Guide for Reviewers
Articles that are submitted to the journal are initially viewed by co-editor in chief, who in turn redirects the submission to the specialized editorial board member who then forwarded the submission to highly qualified reviewers. The nomination of reviewers for each article is usually done by one of the editors who is specialized in submission topic after checking some general issues.
Peer review is a process of evaluating the quality, validity, and relevance of scholarly research. The process aims to provide authors with constructive feedback from relevant experts which they can use to make improvements to the work. Thus, ensuring the highest standard possible. Authors expect reviews to contain an honest and constructive judgment, which is completed in a timely manner and provides feedback that is both clear and concise.
If you have been asked to review a paper, the following frequently asked questions may be helpful.
How long time do I have for making the review?

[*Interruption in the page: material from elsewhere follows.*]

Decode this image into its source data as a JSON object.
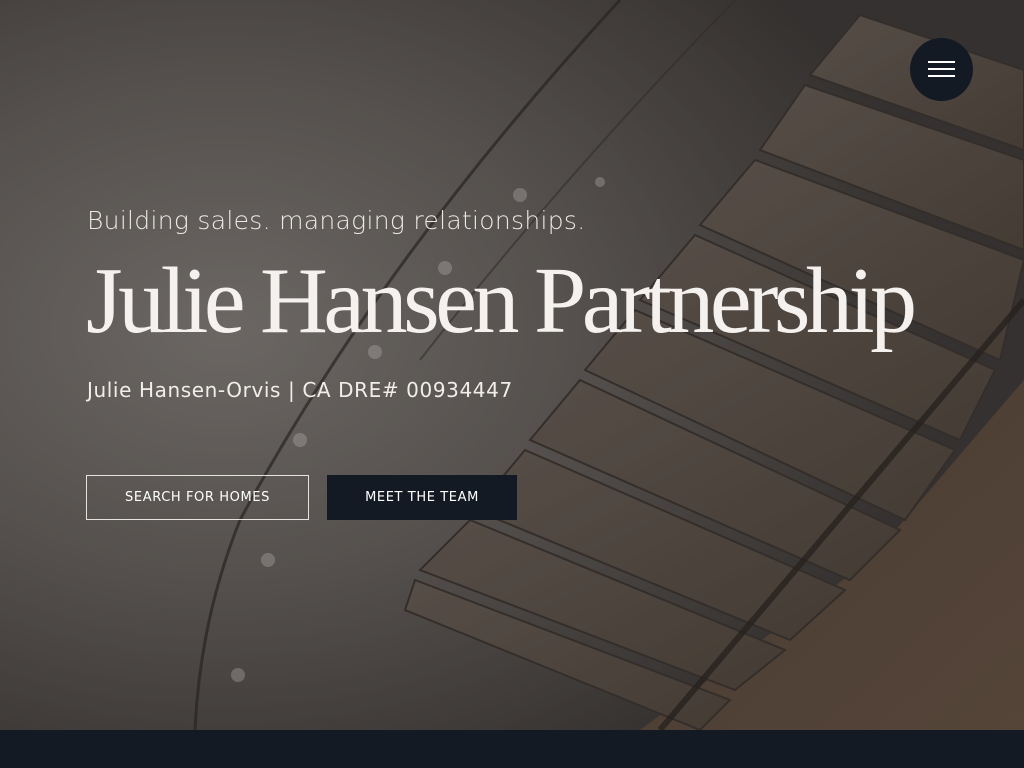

Three weeks from the date of receipt of the article, unless otherwise agreed. Of course, it is an advantage, particularly for the authors if you can do it at once.
Is there a reviewing form to be filled in?
A form is available. The reviewing form will automatically be sent to all reviewers. Notice, however, that the use of the form is obligatory, and free-text reviews are also welcome.
If the paper is really weak, do you want me to make a full review anyway?
An explanation of what the author(s) have to do in order to do better next time is, of course, a service to them. However, if the answer is going to be no, then it's also in the authors' interest to get to know that quickly. Therefore we prefer speed over detail in such cases. In all other cases, a detailed review is expected.
What if You are Unable to Review?
Sometimes you will be asked to review a paper when you do not have sufficient time available. In this situation, you should make the editorial office aware that you are unavailable as soon as possible. It is beneficial if you can recommend an alternative expert or someone whose opinion you trust.
If you are unable to complete your report on a paper in the agreed time-frame required by the journal, please inform the editorial office as soon as possible so that the refereeing procedure is not delayed.
A quality review can not, in general, be reduced to answering questions in a standard form, and many reviewers feel that they can best express their assessment of the submitted article by writing a free-text memorandum. At the same time, there are a few questions that we like to get answered for each article and where a structured form is preferable. This reviewing form will automatically be sent to all reviewers.
Confidentiality and Anonymity
Strict adherence to the following principles is important in order to guarantee the integrity of the reviewing process.
Confidentiality of the Submitted Article
The contents and the very existence of a submitted manuscript must be considered as confidential until the article is published. If the article is not accepted for the journal, then all aspects of its review in this journal are to be considered as confidential without time limit. Reviewers are requested to adhere to this important principle.
Anonymity of Reviewers
Authors will not know the identity of the reviewers unless the reviewer herself chooses to divulge her identity. Reviewers know the identity of the authors. Reviewers normally get to see the other reviews of the same article after they have returned their own review, but will normally not know the identity of the other reviewers. Exceptions to the last rule are sometimes made in case of strongly conflicting reviews, where the reviewers may be invited to interact in order to find out whether this leads one of them to adopt the other one's position on the paper.
Reviewers are of course free to divulge their identity to the authors if they should desire so.
Reviews that are returned as PDF or Word documents may be labeled with the identity of the author of that document in their data field. It is the responsibility of the reviewer to remove such information from the review document before it is returned to the editors.
Confidentiality of Reviews
Reviewers are requested to consider all reviews as confidential. This applies both to the reviews they write themselves, and to those made by the other reviewers.
Definition of Confidentiality
The term 'confidential' as used above, implies (1) that the reviewer shall keep confidential material in a safe place where it can’t be accessed by others, (2) that he/she shall not divulge the confidential material to any other person except if approved by an Editor or (Co)Editor-in-Chief of the Journal, and (3) that any other person that obtains access to the material, after approval, shall also be informed about and accept the same rule.
COPE has developed Ethical Guidelines for Peer Reviewers, which can view as guidance.
Reviewers Guidelines (In Arabic), الخطوات الواجب اتباعها من قبل المقوم عند تلقيه دعوة لتقويم ورقة بحثية: PDF
Download COPE Flowchart of "What to consider when asked to peer review a manuscript" (PDF)
Reviewers’ responsibilities are:
- Reporting possible research misconducts.
- Making recommendations to the editor regarding the suitability of the manuscript for publication in the journal.
- Declaring to the editor any potential conflicts of interest with respect to the authors or the content of a manuscript they are asked to review.
- Not making any use of the work described in the manuscript.
- Not communicating directly with authors, if somehow they identify the authors.
- Not identifying themselves to authors.
- Not passing on the assigned manuscript to another reviewer.
- Informing the editor if he/she finds the assigned manuscript is under consideration in any other publication to his/her knowledge.